Essay:The Capitalist Realism of Post-Apocalypse Fiction
It's not that it's easier to imagine the end of the world than to imagine the end of capitalism. The end of the world is indeed the end of capitalism. For many people the only way to imagine the end of capitalism is to imagine the end of the world. Post-apocalyptic media usually doesn't depict people rebuilding after the apocalypse, so much as fighting over the scraps left over. The conceit is that without the current system everything descends into chaos. Supposedly, if we ditch capitalism we will look back upon the current times fondly as the antediluvian golden age.
This kind of fiction is what some call "nostalgia for the present." Unlike the supposed role of dystopian fiction as warning or satirical, the point of disaster/apocalypse porn is to make us feel like things aren't so bad after all. What little good exists in these world is not built or discovered, but salvaged from the present. As commodities without capitalist production, these things are an ephemeral reminder of the supposedly great past that has been lost by human folly. They will all disappear eventually, and the best the characters in these settings can do is hold onto these artifacts for as long as possible. You hardly ever see anyone building new things, beyond jury-rigging some scraps.
But why shouldn't people in the post-apocalypse build anything? Sure, in a disaster the supply chain will break down in the short term, but it's not like it's impossible to reconnect the raw materials and the processing centers. And with a sudden halt in manufacturing there would be huge piles of materials at all stages of production just lying around waiting to be used. It's not exactly logical, but do you think bourgeois film studios and other gatekeepers of mass media are going to allow a story where the workers just start using the means of production of their own accord? That would mean that the capitalist class are totally unnecessary!

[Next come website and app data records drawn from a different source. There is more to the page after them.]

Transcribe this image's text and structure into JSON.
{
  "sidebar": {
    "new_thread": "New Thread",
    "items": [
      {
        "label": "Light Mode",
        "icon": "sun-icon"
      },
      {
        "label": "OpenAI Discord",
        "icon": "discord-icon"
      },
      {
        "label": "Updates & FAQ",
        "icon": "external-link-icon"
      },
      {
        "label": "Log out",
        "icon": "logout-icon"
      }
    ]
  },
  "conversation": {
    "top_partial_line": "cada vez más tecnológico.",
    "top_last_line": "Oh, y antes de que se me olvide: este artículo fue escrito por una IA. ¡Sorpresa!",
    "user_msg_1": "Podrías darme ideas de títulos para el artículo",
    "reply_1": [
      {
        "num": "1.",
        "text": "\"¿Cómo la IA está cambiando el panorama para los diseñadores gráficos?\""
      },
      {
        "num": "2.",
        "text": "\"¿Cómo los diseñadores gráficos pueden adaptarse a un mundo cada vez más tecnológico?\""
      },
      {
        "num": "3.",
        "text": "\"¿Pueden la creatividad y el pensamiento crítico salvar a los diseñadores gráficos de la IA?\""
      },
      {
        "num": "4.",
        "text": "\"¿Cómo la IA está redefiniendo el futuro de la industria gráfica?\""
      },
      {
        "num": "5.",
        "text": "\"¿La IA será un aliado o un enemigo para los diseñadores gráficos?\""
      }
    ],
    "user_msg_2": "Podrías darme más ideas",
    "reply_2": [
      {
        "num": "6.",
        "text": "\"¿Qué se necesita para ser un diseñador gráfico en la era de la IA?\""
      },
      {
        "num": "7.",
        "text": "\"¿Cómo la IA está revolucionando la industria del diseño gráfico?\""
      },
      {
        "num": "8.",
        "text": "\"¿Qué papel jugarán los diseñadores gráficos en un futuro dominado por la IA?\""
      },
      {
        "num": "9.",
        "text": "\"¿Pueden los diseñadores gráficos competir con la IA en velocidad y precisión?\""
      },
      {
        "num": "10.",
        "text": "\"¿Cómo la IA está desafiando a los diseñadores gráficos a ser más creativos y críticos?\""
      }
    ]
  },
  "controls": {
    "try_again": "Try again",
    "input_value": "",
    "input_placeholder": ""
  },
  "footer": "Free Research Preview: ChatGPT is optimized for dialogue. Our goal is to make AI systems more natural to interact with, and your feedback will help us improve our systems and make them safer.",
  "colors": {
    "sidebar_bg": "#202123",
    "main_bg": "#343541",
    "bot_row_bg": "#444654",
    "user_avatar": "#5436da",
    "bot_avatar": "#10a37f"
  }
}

The illogical nature of the standard post-apocalypse extends even farther than this, to a truly absurd degree. It's unusual in, for instance, a zombie apocalypse that somebody builds a wall or a fence to keep the zombies out. This would be a practical solution generally speaking, but where it does show up (as the writers have more recently become aware of the silliness), it's guaranteed to fail. Not just for "dramatic effect" (you can find other sources of drama besides humans failing to deal with the situation), but because in these kinds of stories rebuilding effectively simply isn't allowed. It's not part of the genre. The nature of the story is that humans are necessarily reduced to wanderers, hunter-gatherers killing each other and salvaging what little is left of the old world. When capitalist production stops, building new things stops too. And worse, previously built things often stop working. It's a very common trope in apocalyptic fiction where things break constantly. Even things that logically should not break. Even very shortly after society breaks down. There's no reason that cars would just stop working a couple of months into the apocalypse. There's no reason buildings would start falling apart within a couple of years. But the point of these stories is that if the world comes to a stop, it's all over. If these things didn't immediately start falling apart it would undermine the vision being created. If buildings just stood on their own (like they always did) and the world kept turning without the status quo continuing, that makes people ask questions. Just look at how people have responded to the corona virus impacting the economy. Reality is being clarified, illusions dispelled. In order for the ideology of dependence to be conveyed, a massive dose of unreality must be injected. And of course it does. The ideology is ridiculous, so too is its rationalization.
The sheer volume of this kind of fiction should raise eyebrows, and so should its uniformity. This is the only vision of the future we are supposed to have, other than things continuing essentially as they are. The only deviation we are supposed to imagine is disaster, and we are supposed to imagine it often. We are supposed to be too afraid of the alternative to seriously consider it. This is why not just post-apocalyptic fiction, but sci-fi, fantasy, anything not set in the present has developed the tendency to be relentlessly bleak. Where we experience hope it's supposed to be in some version of the present, even if it's a heightened one like the superhero movies or a near future where the basic model hasn't changed. If people feel hopeful looking at any alternative to this world, they might develop some desire to change things. Post-apocalyptic fiction takes this illogic all the way to its conclusion, saying that if things change everything will go to shit and you will long for the world as it is now. This is the kind of mentality used by domestic abusers to keep people in line too: make people fear leaving the situation and grow dependent upon and comfortable with their abuse.